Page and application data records
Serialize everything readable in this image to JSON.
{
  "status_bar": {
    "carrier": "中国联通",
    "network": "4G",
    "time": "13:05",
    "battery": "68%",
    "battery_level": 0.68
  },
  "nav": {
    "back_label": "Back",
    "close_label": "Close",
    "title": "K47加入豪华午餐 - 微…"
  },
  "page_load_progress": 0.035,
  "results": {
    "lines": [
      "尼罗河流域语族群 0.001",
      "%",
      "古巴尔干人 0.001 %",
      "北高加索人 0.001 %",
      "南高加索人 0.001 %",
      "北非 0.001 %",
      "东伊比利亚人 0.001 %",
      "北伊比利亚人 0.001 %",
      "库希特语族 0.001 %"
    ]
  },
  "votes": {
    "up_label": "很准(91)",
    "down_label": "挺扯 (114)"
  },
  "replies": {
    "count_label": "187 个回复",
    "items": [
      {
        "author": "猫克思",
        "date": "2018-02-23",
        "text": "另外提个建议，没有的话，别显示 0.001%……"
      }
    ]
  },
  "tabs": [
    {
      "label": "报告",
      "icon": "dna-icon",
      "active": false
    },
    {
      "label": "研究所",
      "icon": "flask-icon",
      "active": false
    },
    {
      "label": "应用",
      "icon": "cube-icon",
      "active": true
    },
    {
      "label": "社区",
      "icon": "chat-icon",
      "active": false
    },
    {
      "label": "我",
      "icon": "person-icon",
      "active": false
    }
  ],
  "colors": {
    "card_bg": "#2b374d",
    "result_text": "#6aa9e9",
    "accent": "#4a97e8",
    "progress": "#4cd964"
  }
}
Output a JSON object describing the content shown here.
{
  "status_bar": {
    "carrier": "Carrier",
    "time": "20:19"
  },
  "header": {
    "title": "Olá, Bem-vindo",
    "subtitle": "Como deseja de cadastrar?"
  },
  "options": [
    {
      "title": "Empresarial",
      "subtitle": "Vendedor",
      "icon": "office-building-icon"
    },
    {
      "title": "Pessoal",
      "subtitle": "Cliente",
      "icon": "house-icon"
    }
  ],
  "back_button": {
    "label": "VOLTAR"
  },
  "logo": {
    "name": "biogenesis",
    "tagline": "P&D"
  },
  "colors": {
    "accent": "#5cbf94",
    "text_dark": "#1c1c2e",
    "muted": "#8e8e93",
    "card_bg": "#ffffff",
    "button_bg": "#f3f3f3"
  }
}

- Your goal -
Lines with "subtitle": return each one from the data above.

- Exercise result -
    "subtitle": "Como deseja de cadastrar?"
      "subtitle": "Vendedor",
      "subtitle": "Cliente",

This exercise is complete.